“As a third-year transfer student from ACC, I think that St. Edward's is acting in the best interest of students like myself by accepting the core complete general education courses, without the need for a repeat,” Mushock said. “Now, I get to study what I’m most passionate about.”
To our knowledge, St. Edward’s is the first private university in Texas to adopt a full ‘transfer-friendly’ policy. When students transfer schools, they often lose credits and as a result, take longer to complete their degrees. Many don’t end up graduating at all. With this move, we are embracing the belief that Texas community college students bring two years of college credit toward their degrees in any given year.
Much of this decision emanates from the change in the traditional college freshman. In the past, a student graduated from high school, moved to a college of their choosing, and embraced that school’s curriculum for a four-year degree. More and more, recruiters from private institutions are hearing, “How many of my college hours will you accept?” Or, “If I graduate with a two-year associate’s degree from my local community college, can I be sure that I will only have to take coursework toward my major to graduate?”
For students who would excel at a small, private institution but felt restricted because of cost or time, this decision provides a way for them to maximize their investment.

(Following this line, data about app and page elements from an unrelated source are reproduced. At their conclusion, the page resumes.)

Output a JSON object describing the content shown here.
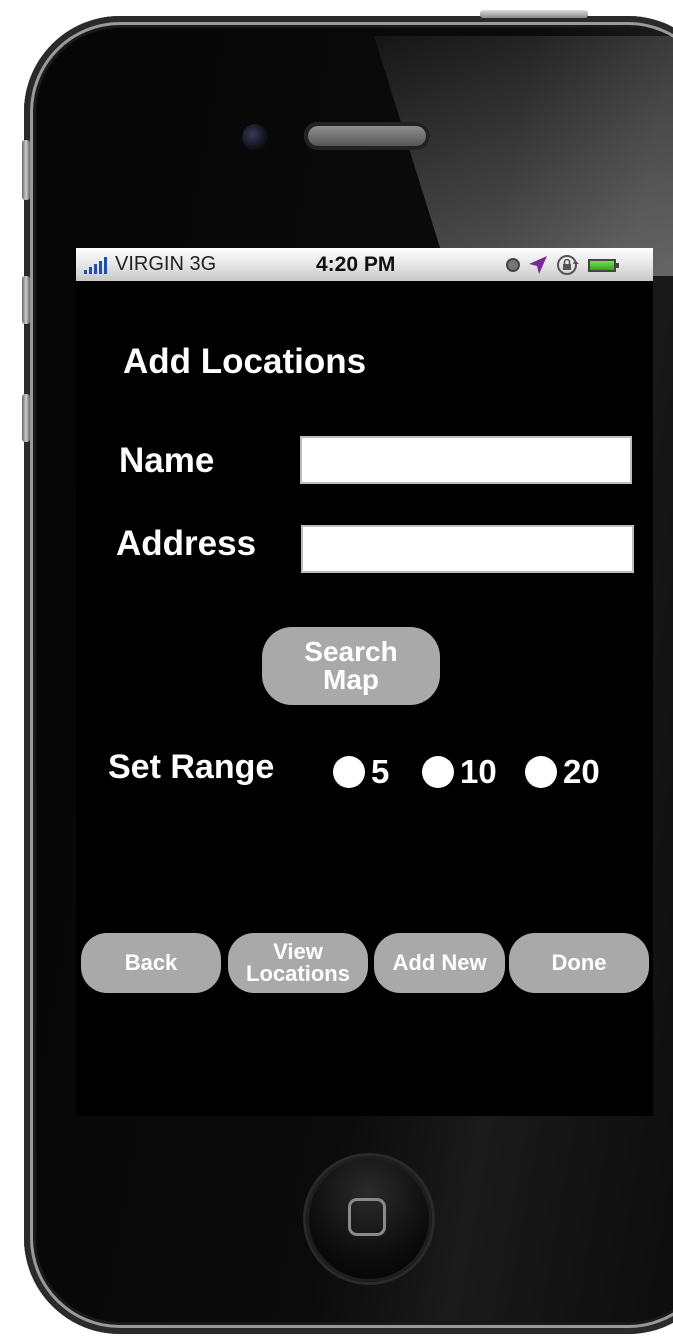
{
  "status_bar": {
    "carrier": "VIRGIN 3G",
    "time": "4:20 PM",
    "icons": [
      "signal-icon",
      "alarm-icon",
      "location-arrow-icon",
      "rotation-lock-icon",
      "battery-icon"
    ]
  },
  "screen": {
    "title": "Add Locations",
    "name_label": "Name",
    "name_value": "",
    "address_label": "Address",
    "address_value": "",
    "search_button": {
      "line1": "Search",
      "line2": "Map"
    },
    "range_label": "Set Range",
    "range_options": [
      "5",
      "10",
      "20"
    ]
  },
  "bottom_bar": {
    "back": "Back",
    "view_locations_line1": "View",
    "view_locations_line2": "Locations",
    "add_new": "Add New",
    "done": "Done"
  },
  "colors": {
    "screen_background": "#000000",
    "button_gray": "#a9a9a9",
    "text_white": "#ffffff",
    "signal_blue": "#1f4fa8",
    "battery_green": "#4cc933"
  }
}
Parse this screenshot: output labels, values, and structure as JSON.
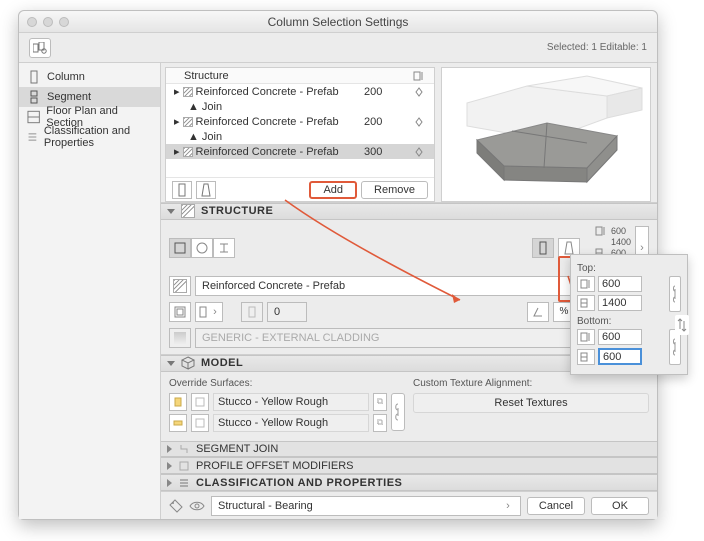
{
  "window": {
    "title": "Column Selection Settings",
    "status": "Selected: 1 Editable: 1"
  },
  "sidebar": {
    "items": [
      {
        "label": "Column"
      },
      {
        "label": "Segment"
      },
      {
        "label": "Floor Plan and Section"
      },
      {
        "label": "Classification and Properties"
      }
    ]
  },
  "segment_list": {
    "header": "Structure",
    "rows": [
      {
        "name": "Reinforced Concrete - Prefab",
        "value": "200",
        "join": false
      },
      {
        "name": "Join",
        "value": "",
        "join": true
      },
      {
        "name": "Reinforced Concrete - Prefab",
        "value": "200",
        "join": false
      },
      {
        "name": "Join",
        "value": "",
        "join": true
      },
      {
        "name": "Reinforced Concrete - Prefab",
        "value": "300",
        "join": false
      }
    ],
    "add_label": "Add",
    "remove_label": "Remove"
  },
  "structure": {
    "title": "STRUCTURE",
    "material": "Reinforced Concrete - Prefab",
    "spin_value": "0",
    "dim_a": "600",
    "dim_b": "1400",
    "dim_c": "600",
    "dim_d": "600",
    "highlight_value": "300",
    "cladding": "GENERIC - EXTERNAL CLADDING"
  },
  "model": {
    "title": "MODEL",
    "override_label": "Override Surfaces:",
    "surface_name": "Stucco - Yellow Rough",
    "custom_label": "Custom Texture Alignment:",
    "reset_label": "Reset Textures"
  },
  "sections": {
    "segment_join": "SEGMENT JOIN",
    "profile_offset": "PROFILE OFFSET MODIFIERS",
    "classification": "CLASSIFICATION AND PROPERTIES"
  },
  "footer": {
    "tag": "Structural - Bearing",
    "cancel": "Cancel",
    "ok": "OK"
  },
  "popout": {
    "top_label": "Top:",
    "bottom_label": "Bottom:",
    "top_a": "600",
    "top_b": "1400",
    "bot_a": "600",
    "bot_b": "600"
  }
}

“Hats off to this decision to accept Texas community college students who complete the core curriculum as having completed the university’s general education requirements,” said Charles M. Cook, provost and executive vice president for Academic Affairs at Austin Community College District. “This has the potential to motivate more students to complete a baccalaureate degree. It’s a win-win for students and the state.”
According to a Texas Higher Education Coordinating Board’s 2019 update, only 35% of students who start at a Texas community college transfer to a university within six years. THECB also reports that those students who do transfer complete their degrees at a rate that is 17 percentage points lower than the students who start at the same institution in their cohort.
That’s where private universities come in. Private liberal arts colleges offer support services, small class size and mission-based curriculum — all things that research shows can make a difference in whether a student is successful and graduates from college. Because of this new core complete policy, students can now access the private university model in a way they potentially couldn’t before.
Glenda Ballard, associate vice president of Graduate and Professional Studies, chatted with The Higher Ed Geek Podcast's Dustin Ramsdell about St. Edward's new transfer policy and what it means for transfer students in the podcast's BONUS Episode #108: Dr. Glenda Ballard on Seamless Transfer Policies.